# TASK TO COMPLETE
Reproduce each line below without any alteration.

Records from a data source:
★ ★ ★

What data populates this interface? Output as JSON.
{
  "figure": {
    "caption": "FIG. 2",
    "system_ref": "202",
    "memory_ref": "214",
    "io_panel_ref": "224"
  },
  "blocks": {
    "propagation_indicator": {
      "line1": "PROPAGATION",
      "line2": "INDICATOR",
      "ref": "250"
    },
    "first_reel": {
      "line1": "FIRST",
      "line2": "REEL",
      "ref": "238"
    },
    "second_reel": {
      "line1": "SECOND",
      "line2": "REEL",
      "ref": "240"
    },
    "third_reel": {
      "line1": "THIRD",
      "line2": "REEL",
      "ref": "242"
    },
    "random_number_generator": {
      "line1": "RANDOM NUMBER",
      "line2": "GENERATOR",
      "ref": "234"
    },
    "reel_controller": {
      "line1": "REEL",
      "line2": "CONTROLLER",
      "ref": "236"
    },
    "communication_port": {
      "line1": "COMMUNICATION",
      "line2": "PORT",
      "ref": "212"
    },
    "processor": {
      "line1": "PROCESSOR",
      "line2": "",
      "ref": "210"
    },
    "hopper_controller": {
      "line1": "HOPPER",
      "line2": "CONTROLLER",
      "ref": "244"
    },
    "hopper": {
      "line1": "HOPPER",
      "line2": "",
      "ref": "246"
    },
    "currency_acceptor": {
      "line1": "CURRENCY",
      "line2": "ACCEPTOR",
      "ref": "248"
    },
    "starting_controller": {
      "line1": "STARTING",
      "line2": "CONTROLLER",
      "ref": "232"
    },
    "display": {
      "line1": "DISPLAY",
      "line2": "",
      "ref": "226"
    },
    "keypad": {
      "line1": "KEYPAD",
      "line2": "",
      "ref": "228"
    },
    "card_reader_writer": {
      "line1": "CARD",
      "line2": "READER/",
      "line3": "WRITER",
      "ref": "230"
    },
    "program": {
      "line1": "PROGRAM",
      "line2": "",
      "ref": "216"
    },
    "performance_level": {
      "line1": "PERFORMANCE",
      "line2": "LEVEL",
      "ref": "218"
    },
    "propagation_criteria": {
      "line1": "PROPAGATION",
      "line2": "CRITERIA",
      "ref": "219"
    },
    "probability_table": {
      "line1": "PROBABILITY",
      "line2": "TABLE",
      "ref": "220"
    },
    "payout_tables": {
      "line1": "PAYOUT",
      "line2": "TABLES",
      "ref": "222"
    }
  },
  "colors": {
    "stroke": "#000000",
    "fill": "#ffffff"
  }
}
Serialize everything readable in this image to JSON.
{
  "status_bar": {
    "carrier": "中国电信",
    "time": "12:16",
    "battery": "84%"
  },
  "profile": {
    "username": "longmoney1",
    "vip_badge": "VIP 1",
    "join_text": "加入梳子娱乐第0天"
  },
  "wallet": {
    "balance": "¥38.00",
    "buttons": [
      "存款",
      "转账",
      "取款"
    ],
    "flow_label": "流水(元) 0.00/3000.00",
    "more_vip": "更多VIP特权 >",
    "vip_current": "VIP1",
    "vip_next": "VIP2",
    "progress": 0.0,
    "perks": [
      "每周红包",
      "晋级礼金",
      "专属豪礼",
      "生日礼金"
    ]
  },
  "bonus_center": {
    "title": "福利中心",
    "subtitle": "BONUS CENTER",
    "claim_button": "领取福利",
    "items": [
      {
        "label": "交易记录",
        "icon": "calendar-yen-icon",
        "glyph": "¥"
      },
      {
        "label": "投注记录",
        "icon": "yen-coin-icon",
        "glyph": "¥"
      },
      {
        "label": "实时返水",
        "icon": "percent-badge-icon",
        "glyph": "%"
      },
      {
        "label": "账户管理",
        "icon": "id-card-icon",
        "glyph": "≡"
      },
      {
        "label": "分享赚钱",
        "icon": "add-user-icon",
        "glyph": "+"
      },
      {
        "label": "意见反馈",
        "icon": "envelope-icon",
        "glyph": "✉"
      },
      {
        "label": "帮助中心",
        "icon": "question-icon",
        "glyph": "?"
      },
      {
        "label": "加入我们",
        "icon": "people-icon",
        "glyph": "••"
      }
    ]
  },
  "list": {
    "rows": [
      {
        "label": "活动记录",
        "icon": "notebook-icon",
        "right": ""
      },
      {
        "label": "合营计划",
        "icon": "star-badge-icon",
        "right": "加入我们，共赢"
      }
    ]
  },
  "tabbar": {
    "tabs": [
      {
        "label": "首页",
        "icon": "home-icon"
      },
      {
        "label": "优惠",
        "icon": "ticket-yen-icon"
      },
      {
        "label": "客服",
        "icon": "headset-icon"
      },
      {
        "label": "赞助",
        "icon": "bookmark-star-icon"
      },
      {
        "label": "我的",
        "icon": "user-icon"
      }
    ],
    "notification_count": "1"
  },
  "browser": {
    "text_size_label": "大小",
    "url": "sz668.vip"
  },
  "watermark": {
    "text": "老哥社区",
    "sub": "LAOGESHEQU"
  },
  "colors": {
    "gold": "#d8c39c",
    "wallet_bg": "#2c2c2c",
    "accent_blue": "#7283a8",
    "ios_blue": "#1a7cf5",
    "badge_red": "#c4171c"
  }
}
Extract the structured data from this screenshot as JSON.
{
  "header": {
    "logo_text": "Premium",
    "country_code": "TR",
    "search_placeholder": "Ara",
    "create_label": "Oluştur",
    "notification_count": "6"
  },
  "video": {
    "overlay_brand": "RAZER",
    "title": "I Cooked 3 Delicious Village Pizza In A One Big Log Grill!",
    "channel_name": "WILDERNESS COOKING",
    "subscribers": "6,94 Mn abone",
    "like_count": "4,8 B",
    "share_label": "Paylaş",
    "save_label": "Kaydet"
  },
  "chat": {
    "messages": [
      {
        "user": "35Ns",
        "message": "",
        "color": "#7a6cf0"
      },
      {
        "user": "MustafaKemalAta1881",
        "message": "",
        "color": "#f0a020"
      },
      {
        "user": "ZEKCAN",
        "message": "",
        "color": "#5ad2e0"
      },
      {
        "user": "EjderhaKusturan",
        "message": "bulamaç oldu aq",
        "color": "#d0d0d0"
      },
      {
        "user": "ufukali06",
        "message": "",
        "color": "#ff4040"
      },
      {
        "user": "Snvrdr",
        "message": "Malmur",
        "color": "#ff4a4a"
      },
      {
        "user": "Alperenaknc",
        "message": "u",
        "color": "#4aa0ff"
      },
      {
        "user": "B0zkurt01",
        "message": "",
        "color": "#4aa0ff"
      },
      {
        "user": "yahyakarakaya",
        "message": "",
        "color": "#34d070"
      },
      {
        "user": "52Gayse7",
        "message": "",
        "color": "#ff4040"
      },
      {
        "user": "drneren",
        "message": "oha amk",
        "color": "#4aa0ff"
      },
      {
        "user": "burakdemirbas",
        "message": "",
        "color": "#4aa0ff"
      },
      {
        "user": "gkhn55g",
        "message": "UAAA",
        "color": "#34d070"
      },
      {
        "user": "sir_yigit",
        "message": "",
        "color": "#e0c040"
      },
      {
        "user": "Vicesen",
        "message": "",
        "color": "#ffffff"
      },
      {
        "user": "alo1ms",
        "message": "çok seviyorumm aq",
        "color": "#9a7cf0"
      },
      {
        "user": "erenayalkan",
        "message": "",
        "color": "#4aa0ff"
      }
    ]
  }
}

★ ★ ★

# WRITTEN ANSWER
What data populates this interface? Output as JSON.
{
  "figure": {
    "caption": "FIG. 2",
    "system_ref": "202",
    "memory_ref": "214",
    "io_panel_ref": "224"
  },
  "blocks": {
    "propagation_indicator": {
      "line1": "PROPAGATION",
      "line2": "INDICATOR",
      "ref": "250"
    },
    "first_reel": {
      "line1": "FIRST",
      "line2": "REEL",
      "ref": "238"
    },
    "second_reel": {
      "line1": "SECOND",
      "line2": "REEL",
      "ref": "240"
    },
    "third_reel": {
      "line1": "THIRD",
      "line2": "REEL",
      "ref": "242"
    },
    "random_number_generator": {
      "line1": "RANDOM NUMBER",
      "line2": "GENERATOR",
      "ref": "234"
    },
    "reel_controller": {
      "line1": "REEL",
      "line2": "CONTROLLER",
      "ref": "236"
    },
    "communication_port": {
      "line1": "COMMUNICATION",
      "line2": "PORT",
      "ref": "212"
    },
    "processor": {
      "line1": "PROCESSOR",
      "line2": "",
      "ref": "210"
    },
    "hopper_controller": {
      "line1": "HOPPER",
      "line2": "CONTROLLER",
      "ref": "244"
    },
    "hopper": {
      "line1": "HOPPER",
      "line2": "",
      "ref": "246"
    },
    "currency_acceptor": {
      "line1": "CURRENCY",
      "line2": "ACCEPTOR",
      "ref": "248"
    },
    "starting_controller": {
      "line1": "STARTING",
      "line2": "CONTROLLER",
      "ref": "232"
    },
    "display": {
      "line1": "DISPLAY",
      "line2": "",
      "ref": "226"
    },
    "keypad": {
      "line1": "KEYPAD",
      "line2": "",
      "ref": "228"
    },
    "card_reader_writer": {
      "line1": "CARD",
      "line2": "READER/",
      "line3": "WRITER",
      "ref": "230"
    },
    "program": {
      "line1": "PROGRAM",
      "line2": "",
      "ref": "216"
    },
    "performance_level": {
      "line1": "PERFORMANCE",
      "line2": "LEVEL",
      "ref": "218"
    },
    "propagation_criteria": {
      "line1": "PROPAGATION",
      "line2": "CRITERIA",
      "ref": "219"
    },
    "probability_table": {
      "line1": "PROBABILITY",
      "line2": "TABLE",
      "ref": "220"
    },
    "payout_tables": {
      "line1": "PAYOUT",
      "line2": "TABLES",
      "ref": "222"
    }
  },
  "colors": {
    "stroke": "#000000",
    "fill": "#ffffff"
  }
}
Serialize everything readable in this image to JSON.
{
  "status_bar": {
    "carrier": "中国电信",
    "time": "12:16",
    "battery": "84%"
  },
  "profile": {
    "username": "longmoney1",
    "vip_badge": "VIP 1",
    "join_text": "加入梳子娱乐第0天"
  },
  "wallet": {
    "balance": "¥38.00",
    "buttons": [
      "存款",
      "转账",
      "取款"
    ],
    "flow_label": "流水(元) 0.00/3000.00",
    "more_vip": "更多VIP特权 >",
    "vip_current": "VIP1",
    "vip_next": "VIP2",
    "progress": 0.0,
    "perks": [
      "每周红包",
      "晋级礼金",
      "专属豪礼",
      "生日礼金"
    ]
  },
  "bonus_center": {
    "title": "福利中心",
    "subtitle": "BONUS CENTER",
    "claim_button": "领取福利",
    "items": [
      {
        "label": "交易记录",
        "icon": "calendar-yen-icon",
        "glyph": "¥"
      },
      {
        "label": "投注记录",
        "icon": "yen-coin-icon",
        "glyph": "¥"
      },
      {
        "label": "实时返水",
        "icon": "percent-badge-icon",
        "glyph": "%"
      },
      {
        "label": "账户管理",
        "icon": "id-card-icon",
        "glyph": "≡"
      },
      {
        "label": "分享赚钱",
        "icon": "add-user-icon",
        "glyph": "+"
      },
      {
        "label": "意见反馈",
        "icon": "envelope-icon",
        "glyph": "✉"
      },
      {
        "label": "帮助中心",
        "icon": "question-icon",
        "glyph": "?"
      },
      {
        "label": "加入我们",
        "icon": "people-icon",
        "glyph": "••"
      }
    ]
  },
  "list": {
    "rows": [
      {
        "label": "活动记录",
        "icon": "notebook-icon",
        "right": ""
      },
      {
        "label": "合营计划",
        "icon": "star-badge-icon",
        "right": "加入我们，共赢"
      }
    ]
  },
  "tabbar": {
    "tabs": [
      {
        "label": "首页",
        "icon": "home-icon"
      },
      {
        "label": "优惠",
        "icon": "ticket-yen-icon"
      },
      {
        "label": "客服",
        "icon": "headset-icon"
      },
      {
        "label": "赞助",
        "icon": "bookmark-star-icon"
      },
      {
        "label": "我的",
        "icon": "user-icon"
      }
    ],
    "notification_count": "1"
  },
  "browser": {
    "text_size_label": "大小",
    "url": "sz668.vip"
  },
  "watermark": {
    "text": "老哥社区",
    "sub": "LAOGESHEQU"
  },
  "colors": {
    "gold": "#d8c39c",
    "wallet_bg": "#2c2c2c",
    "accent_blue": "#7283a8",
    "ios_blue": "#1a7cf5",
    "badge_red": "#c4171c"
  }
}
Extract the structured data from this screenshot as JSON.
{
  "header": {
    "logo_text": "Premium",
    "country_code": "TR",
    "search_placeholder": "Ara",
    "create_label": "Oluştur",
    "notification_count": "6"
  },
  "video": {
    "overlay_brand": "RAZER",
    "title": "I Cooked 3 Delicious Village Pizza In A One Big Log Grill!",
    "channel_name": "WILDERNESS COOKING",
    "subscribers": "6,94 Mn abone",
    "like_count": "4,8 B",
    "share_label": "Paylaş",
    "save_label": "Kaydet"
  },
  "chat": {
    "messages": [
      {
        "user": "35Ns",
        "message": "",
        "color": "#7a6cf0"
      },
      {
        "user": "MustafaKemalAta1881",
        "message": "",
        "color": "#f0a020"
      },
      {
        "user": "ZEKCAN",
        "message": "",
        "color": "#5ad2e0"
      },
      {
        "user": "EjderhaKusturan",
        "message": "bulamaç oldu aq",
        "color": "#d0d0d0"
      },
      {
        "user": "ufukali06",
        "message": "",
        "color": "#ff4040"
      },
      {
        "user": "Snvrdr",
        "message": "Malmur",
        "color": "#ff4a4a"
      },
      {
        "user": "Alperenaknc",
        "message": "u",
        "color": "#4aa0ff"
      },
      {
        "user": "B0zkurt01",
        "message": "",
        "color": "#4aa0ff"
      },
      {
        "user": "yahyakarakaya",
        "message": "",
        "color": "#34d070"
      },
      {
        "user": "52Gayse7",
        "message": "",
        "color": "#ff4040"
      },
      {
        "user": "drneren",
        "message": "oha amk",
        "color": "#4aa0ff"
      },
      {
        "user": "burakdemirbas",
        "message": "",
        "color": "#4aa0ff"
      },
      {
        "user": "gkhn55g",
        "message": "UAAA",
        "color": "#34d070"
      },
      {
        "user": "sir_yigit",
        "message": "",
        "color": "#e0c040"
      },
      {
        "user": "Vicesen",
        "message": "",
        "color": "#ffffff"
      },
      {
        "user": "alo1ms",
        "message": "çok seviyorumm aq",
        "color": "#9a7cf0"
      },
      {
        "user": "erenayalkan",
        "message": "",
        "color": "#4aa0ff"
      }
    ]
  }
}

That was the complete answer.